Hear ye the word which I take up against you
And which was not his own word, but the word of the Lord; and which he took up, by his direction as a heavy burden as some prophecies are called, and this was; and which, though against them, a reproof for their sins, and denunciation of punishment for them, yet was to be heard; for every word of God is pure, and to be hearkened to, whether for us or against us; since the whole is profitable, either for doctrine and instruction in righteousness, or for reproof and correction. It may be rendered, "which I take up concerning you", or "over you" F26: [even] a lamentation, O house of Israel;
a mournful ditty, an elegiac song over the house of Israel, now expiring, and as it were dead. This word was like Ezekiel's roll, in which were written "lamentation, and mourning, and woe", ( Ezekiel 2:10 ) ; full of mournful matter, misery, and distress, as follows:

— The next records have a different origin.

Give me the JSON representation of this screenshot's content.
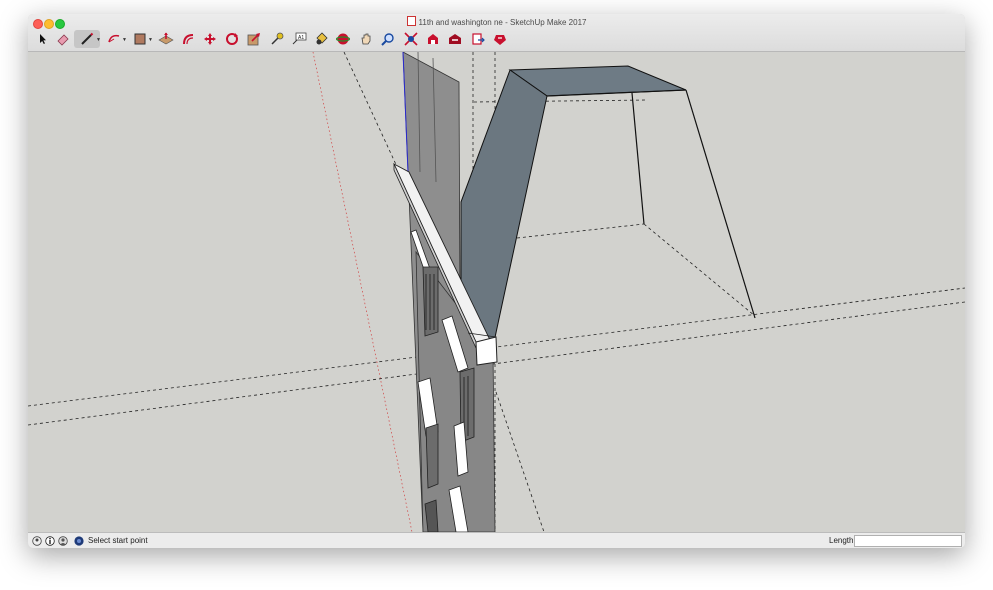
{
  "window": {
    "title": "11th and washington ne - SketchUp Make 2017"
  },
  "toolbar": {
    "tools": [
      {
        "name": "select-tool-icon",
        "label": "Select"
      },
      {
        "name": "eraser-tool-icon",
        "label": "Eraser"
      },
      {
        "name": "line-tool-icon",
        "label": "Line"
      },
      {
        "name": "arc-tool-icon",
        "label": "Arc"
      },
      {
        "name": "rectangle-tool-icon",
        "label": "Rectangle"
      },
      {
        "name": "push-pull-tool-icon",
        "label": "Push/Pull"
      },
      {
        "name": "offset-tool-icon",
        "label": "Offset"
      },
      {
        "name": "move-tool-icon",
        "label": "Move"
      },
      {
        "name": "rotate-tool-icon",
        "label": "Rotate"
      },
      {
        "name": "scale-tool-icon",
        "label": "Scale"
      },
      {
        "name": "tape-measure-tool-icon",
        "label": "Tape Measure"
      },
      {
        "name": "text-tool-icon",
        "label": "Text"
      },
      {
        "name": "paint-bucket-tool-icon",
        "label": "Paint Bucket"
      },
      {
        "name": "orbit-tool-icon",
        "label": "Orbit"
      },
      {
        "name": "pan-tool-icon",
        "label": "Pan"
      },
      {
        "name": "zoom-tool-icon",
        "label": "Zoom"
      },
      {
        "name": "zoom-extents-tool-icon",
        "label": "Zoom Extents"
      },
      {
        "name": "warehouse-tool-icon",
        "label": "3D Warehouse"
      },
      {
        "name": "extension-warehouse-tool-icon",
        "label": "Extension Warehouse"
      },
      {
        "name": "send-to-layout-tool-icon",
        "label": "Send to LayOut"
      },
      {
        "name": "extension-manager-tool-icon",
        "label": "Extension Manager"
      }
    ],
    "active_tool": "Line",
    "accent": "#c8102e"
  },
  "status": {
    "message": "Select start point",
    "length_label": "Length",
    "length_value": ""
  },
  "colors": {
    "viewport_bg": "#d2d2ce",
    "building_face": "#8b8b8b",
    "roof_face": "#6b7780",
    "red_axis": "#d04040",
    "blue_axis": "#2a2ad0"
  }
}
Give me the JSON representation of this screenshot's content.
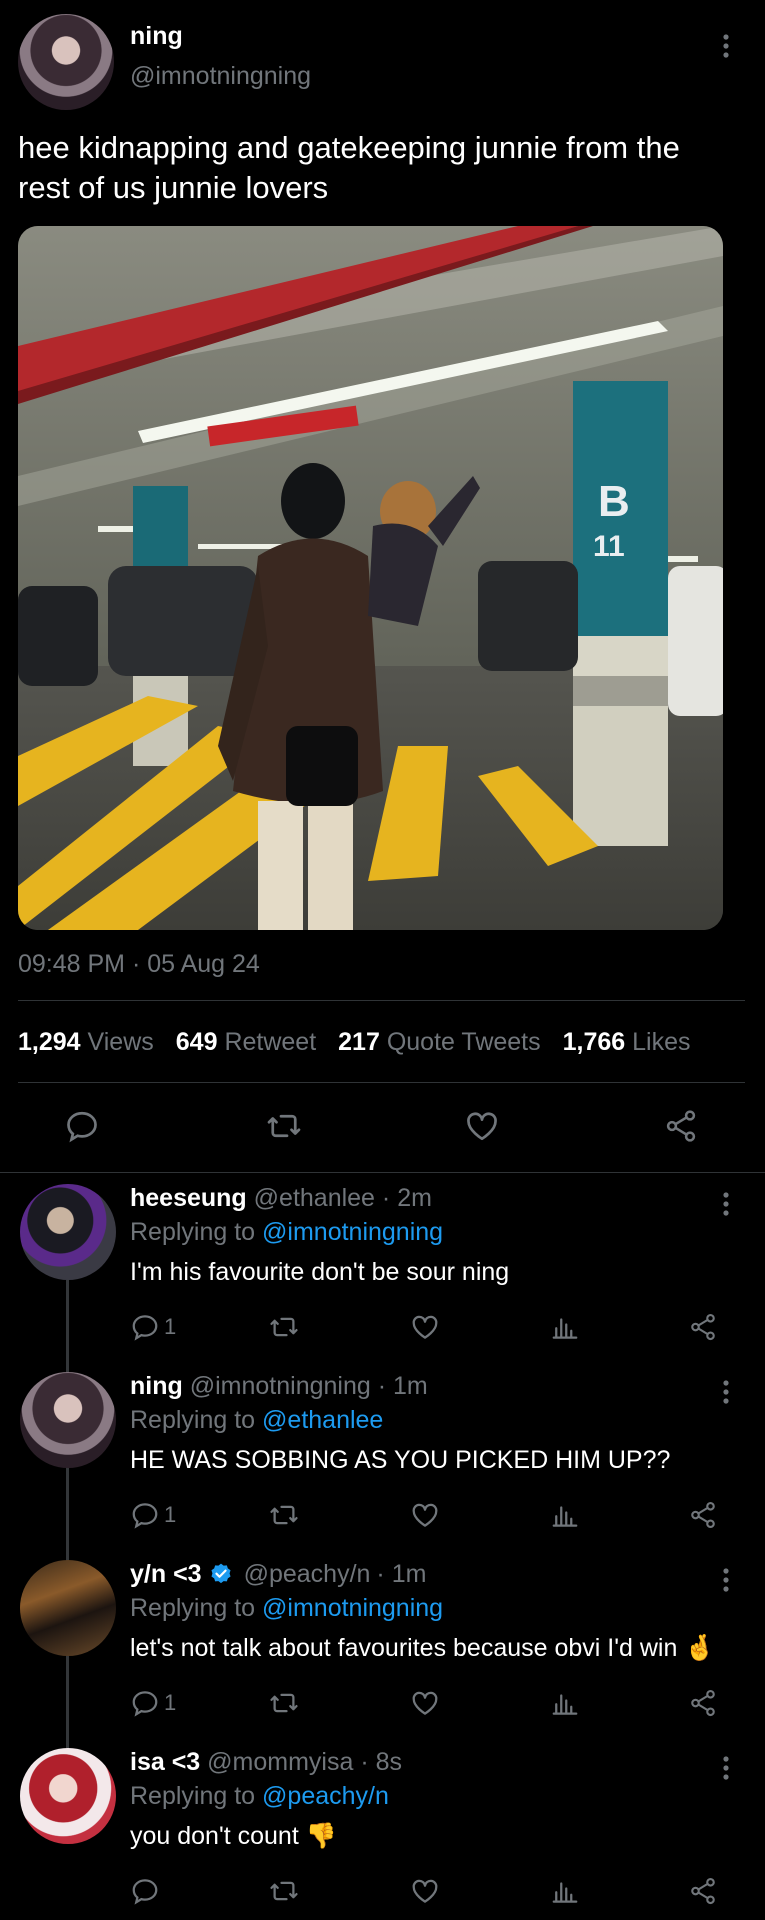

F26 (Mkyle) "de vobis", Tigurine version, Mercerus, Piscator, Cocceius; "super vos", Pagninus, Montanus; "pro vobis", Vatablus.